|International Classification||G06F12/00, G11B20/12, H04N5/85, G11B20/10, H04N5/93, G06F17/21, G11B27/34, G10H1/00, G11B7/013, G11B27/10, G09B5/04, G11B27/034, G09B15/00, G11B27/30, H04N5/92|
|Cooperative Classification||G09B15/009, G11B2220/20, G11B27/3063, G10H1/0066, G11B27/034, G11B2220/2545, H04N5/9208, G11B7/013, G09B5/04, G11B27/105|
|European Classification||G11B27/10A1, G11B27/034, G09B5/04, G09B15/00C, G10H1/00R2C2, H04N5/92N6D, G11B27/30C2, G11B7/013|
|Jun 22, 1990||AS||Assignment|
Owner name: WNM VENTURES INC., 3500 OLIVE ST., BURBANK, CA., A
Free format text: ASSIGNMENT OF ASSIGNORS INTEREST.;ASSIGNORS:CASE, MICHAEL;KLAPPERT, WALTER R.;REEL/FRAME:005351/0618

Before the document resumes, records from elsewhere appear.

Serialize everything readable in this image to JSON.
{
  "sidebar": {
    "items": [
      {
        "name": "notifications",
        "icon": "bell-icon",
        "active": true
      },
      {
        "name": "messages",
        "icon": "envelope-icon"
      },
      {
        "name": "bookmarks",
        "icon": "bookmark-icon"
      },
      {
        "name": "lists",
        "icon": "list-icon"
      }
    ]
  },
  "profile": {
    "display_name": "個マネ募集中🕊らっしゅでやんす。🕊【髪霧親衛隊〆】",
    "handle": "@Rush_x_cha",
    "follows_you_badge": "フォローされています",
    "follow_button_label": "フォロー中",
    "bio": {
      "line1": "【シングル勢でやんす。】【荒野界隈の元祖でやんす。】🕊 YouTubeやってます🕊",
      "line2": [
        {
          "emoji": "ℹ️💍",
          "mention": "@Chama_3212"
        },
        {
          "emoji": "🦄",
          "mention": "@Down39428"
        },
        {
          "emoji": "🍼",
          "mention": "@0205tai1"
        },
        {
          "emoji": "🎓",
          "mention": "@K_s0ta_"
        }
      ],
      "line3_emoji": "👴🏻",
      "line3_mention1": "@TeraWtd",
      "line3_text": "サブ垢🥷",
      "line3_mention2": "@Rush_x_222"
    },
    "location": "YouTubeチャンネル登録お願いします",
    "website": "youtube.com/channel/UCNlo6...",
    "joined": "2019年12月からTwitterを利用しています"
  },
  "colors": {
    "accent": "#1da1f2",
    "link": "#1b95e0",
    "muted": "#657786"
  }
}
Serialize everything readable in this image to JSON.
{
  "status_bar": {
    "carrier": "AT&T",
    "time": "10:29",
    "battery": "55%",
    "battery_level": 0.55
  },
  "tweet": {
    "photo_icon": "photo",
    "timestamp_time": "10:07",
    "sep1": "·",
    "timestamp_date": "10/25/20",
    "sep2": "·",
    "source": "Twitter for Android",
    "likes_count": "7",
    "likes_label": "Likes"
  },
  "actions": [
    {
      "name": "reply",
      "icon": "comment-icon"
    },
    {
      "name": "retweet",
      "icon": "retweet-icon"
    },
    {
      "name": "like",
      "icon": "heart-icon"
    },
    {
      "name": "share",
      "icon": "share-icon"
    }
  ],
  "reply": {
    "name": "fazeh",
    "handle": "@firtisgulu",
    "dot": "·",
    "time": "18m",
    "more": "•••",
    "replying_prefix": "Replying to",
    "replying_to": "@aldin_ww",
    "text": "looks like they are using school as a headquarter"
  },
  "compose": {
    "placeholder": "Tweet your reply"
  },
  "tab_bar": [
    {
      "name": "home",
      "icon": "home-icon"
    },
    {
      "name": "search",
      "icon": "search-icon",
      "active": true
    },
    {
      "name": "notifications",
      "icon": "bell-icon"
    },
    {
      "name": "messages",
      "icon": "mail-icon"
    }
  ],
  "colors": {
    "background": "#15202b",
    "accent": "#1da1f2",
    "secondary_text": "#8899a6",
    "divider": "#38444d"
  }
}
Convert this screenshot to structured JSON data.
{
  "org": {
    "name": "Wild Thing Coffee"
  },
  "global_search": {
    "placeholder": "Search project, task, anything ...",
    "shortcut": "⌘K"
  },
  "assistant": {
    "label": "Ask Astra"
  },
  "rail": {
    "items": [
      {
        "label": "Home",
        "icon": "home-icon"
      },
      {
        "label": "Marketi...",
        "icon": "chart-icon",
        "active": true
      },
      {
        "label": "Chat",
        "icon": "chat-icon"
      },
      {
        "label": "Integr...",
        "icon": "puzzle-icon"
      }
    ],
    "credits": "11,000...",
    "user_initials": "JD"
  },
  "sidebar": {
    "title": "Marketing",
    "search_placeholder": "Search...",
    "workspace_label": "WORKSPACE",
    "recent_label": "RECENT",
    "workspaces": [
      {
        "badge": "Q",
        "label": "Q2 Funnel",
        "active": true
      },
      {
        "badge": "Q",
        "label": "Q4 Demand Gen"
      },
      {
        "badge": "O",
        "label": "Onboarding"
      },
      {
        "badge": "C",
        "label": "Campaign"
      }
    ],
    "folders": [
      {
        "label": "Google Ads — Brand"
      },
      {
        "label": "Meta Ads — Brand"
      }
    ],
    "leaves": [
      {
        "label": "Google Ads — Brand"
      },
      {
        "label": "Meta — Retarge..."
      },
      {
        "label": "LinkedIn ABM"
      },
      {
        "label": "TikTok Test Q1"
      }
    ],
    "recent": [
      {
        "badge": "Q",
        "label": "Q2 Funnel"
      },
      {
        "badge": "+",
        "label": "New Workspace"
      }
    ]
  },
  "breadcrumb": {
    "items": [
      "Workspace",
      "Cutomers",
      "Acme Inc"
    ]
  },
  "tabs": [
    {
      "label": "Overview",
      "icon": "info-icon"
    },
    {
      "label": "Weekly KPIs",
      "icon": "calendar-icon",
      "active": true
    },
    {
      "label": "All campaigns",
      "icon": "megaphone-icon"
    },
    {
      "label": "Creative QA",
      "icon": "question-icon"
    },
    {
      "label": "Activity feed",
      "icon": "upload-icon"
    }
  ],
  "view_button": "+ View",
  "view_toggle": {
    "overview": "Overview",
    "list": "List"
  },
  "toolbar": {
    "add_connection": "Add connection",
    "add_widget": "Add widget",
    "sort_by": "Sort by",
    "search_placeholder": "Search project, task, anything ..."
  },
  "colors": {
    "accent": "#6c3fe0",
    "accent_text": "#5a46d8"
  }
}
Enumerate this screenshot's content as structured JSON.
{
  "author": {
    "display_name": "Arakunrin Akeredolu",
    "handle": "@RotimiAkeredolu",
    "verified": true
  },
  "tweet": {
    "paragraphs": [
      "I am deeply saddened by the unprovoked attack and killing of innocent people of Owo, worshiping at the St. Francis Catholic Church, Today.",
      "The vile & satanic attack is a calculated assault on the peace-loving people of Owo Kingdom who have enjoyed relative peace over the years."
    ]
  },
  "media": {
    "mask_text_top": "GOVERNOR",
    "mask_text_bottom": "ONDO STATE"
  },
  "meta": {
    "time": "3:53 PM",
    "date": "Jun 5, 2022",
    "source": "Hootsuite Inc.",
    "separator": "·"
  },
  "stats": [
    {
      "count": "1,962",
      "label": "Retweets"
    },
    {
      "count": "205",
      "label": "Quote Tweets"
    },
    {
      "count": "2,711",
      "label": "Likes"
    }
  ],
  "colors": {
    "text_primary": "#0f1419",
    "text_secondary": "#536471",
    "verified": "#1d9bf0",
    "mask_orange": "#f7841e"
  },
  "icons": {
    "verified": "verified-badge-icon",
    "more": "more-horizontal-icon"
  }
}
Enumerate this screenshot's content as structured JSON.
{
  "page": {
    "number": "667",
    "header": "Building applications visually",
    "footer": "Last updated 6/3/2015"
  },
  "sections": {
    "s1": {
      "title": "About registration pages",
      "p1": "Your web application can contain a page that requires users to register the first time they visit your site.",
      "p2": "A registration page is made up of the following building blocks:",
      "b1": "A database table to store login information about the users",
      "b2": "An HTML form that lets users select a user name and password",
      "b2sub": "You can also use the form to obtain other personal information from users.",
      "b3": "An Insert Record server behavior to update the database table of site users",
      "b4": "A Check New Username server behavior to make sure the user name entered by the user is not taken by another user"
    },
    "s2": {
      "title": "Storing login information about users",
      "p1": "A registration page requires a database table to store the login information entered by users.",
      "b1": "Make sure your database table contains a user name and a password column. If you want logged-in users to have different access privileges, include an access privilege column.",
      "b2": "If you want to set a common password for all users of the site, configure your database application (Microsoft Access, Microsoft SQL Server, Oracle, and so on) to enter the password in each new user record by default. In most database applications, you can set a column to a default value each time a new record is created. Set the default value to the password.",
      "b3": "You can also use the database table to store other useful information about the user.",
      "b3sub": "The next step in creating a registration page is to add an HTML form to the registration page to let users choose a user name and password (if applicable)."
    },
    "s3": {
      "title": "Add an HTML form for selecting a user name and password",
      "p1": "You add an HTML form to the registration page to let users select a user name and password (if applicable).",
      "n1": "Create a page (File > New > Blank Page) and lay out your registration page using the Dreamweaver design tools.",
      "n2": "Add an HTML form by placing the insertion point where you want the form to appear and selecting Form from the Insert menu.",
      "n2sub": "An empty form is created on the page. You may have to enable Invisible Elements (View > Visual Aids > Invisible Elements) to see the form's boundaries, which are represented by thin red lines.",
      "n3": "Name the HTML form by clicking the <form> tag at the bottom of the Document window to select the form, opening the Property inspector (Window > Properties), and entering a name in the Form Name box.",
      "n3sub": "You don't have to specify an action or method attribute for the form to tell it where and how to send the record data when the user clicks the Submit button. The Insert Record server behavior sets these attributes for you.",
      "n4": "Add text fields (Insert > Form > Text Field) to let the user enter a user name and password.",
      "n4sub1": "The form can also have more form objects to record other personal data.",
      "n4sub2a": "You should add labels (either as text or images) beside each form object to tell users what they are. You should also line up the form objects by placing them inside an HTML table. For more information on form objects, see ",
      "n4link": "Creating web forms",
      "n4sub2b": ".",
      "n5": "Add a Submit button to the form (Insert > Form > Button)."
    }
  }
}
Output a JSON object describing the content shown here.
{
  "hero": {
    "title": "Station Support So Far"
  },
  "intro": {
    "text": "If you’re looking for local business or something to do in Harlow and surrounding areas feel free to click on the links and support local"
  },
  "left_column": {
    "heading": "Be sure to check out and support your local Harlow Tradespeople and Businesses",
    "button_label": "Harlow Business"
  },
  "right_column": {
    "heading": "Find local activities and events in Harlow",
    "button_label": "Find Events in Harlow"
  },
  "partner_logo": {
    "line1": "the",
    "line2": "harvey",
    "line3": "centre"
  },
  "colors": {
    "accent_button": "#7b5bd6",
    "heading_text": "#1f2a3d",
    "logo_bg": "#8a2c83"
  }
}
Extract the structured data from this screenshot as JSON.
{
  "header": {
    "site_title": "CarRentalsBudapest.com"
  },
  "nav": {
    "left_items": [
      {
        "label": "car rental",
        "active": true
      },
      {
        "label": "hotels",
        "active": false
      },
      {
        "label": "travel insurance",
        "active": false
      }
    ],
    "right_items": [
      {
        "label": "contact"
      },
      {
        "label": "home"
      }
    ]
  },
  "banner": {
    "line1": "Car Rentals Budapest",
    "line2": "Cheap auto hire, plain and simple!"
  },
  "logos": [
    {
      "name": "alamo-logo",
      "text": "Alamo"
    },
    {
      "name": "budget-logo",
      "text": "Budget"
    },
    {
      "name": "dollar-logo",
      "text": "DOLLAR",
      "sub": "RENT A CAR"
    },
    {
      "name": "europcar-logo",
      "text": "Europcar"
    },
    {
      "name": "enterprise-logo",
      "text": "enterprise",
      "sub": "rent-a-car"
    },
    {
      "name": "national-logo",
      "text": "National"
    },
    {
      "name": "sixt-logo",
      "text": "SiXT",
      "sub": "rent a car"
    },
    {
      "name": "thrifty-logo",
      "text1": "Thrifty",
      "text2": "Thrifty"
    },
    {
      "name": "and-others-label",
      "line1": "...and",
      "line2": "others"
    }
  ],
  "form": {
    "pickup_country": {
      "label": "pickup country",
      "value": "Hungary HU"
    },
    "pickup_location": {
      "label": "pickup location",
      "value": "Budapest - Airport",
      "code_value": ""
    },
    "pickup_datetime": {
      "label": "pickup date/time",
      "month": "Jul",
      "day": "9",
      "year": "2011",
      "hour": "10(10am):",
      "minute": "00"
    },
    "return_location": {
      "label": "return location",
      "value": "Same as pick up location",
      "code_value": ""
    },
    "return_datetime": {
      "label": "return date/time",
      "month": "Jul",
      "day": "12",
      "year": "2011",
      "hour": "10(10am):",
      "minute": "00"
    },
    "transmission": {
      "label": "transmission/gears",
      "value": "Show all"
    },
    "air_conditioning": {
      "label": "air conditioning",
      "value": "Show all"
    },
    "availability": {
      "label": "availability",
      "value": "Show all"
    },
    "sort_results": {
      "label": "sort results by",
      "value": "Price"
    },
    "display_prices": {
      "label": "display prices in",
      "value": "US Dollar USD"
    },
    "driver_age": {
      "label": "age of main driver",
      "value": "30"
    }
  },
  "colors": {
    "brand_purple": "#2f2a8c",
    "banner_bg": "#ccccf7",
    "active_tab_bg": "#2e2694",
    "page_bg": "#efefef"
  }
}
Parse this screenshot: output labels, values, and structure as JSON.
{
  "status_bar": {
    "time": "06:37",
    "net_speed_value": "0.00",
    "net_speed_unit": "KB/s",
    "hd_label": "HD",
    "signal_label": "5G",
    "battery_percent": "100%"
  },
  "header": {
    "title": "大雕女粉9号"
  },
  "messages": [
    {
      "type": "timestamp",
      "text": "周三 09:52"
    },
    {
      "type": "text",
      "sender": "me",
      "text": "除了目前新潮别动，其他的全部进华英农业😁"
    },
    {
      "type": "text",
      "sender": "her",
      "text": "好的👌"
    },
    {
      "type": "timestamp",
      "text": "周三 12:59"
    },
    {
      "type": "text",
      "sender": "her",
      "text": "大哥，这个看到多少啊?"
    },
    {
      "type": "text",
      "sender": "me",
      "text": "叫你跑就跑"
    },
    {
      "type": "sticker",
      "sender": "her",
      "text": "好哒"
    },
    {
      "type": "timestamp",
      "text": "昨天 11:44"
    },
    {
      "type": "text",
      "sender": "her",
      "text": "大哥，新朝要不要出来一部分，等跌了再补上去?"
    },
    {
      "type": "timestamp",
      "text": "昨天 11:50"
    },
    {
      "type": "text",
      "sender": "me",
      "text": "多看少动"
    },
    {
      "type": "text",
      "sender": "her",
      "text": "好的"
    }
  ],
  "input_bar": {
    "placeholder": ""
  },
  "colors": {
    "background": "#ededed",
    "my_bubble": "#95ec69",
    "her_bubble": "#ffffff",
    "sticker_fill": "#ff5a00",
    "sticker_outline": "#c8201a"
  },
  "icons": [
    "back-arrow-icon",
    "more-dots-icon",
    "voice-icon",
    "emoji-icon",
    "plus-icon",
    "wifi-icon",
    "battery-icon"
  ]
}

Effective date: 19900605
|May 3, 1994||AS||Assignment|
Owner name: TIME WARNER INTERACTIVE GROUP INC., CALIFORNIA
Free format text: ASSIGNMENT OF ASSIGNORS INTEREST;ASSIGNOR:WARNER NEW MEDIA, INC.;REEL/FRAME:006962/0123
Effective date: 19930512
|Apr 25, 1995||CC||Certificate of correction|
|Aug 26, 1997||REMI||Maintenance fee reminder mailed|
|Dec 11, 1997||SULP||Surcharge for late payment|
|Dec 11, 1997||FPAY||Fee payment|
Year of fee payment: 4
|Jul 17, 2001||FPAY||Fee payment|
Year of fee payment: 8
|May 23, 2003||AS||Assignment|
|Aug 3, 2005||REMI||Maintenance fee reminder mailed|
|Jan 18, 2006||LAPS||Lapse for failure to pay maintenance fees|
|Mar 14, 2006||FP||Expired due to failure to pay maintenance fee|
Effective date: 20060118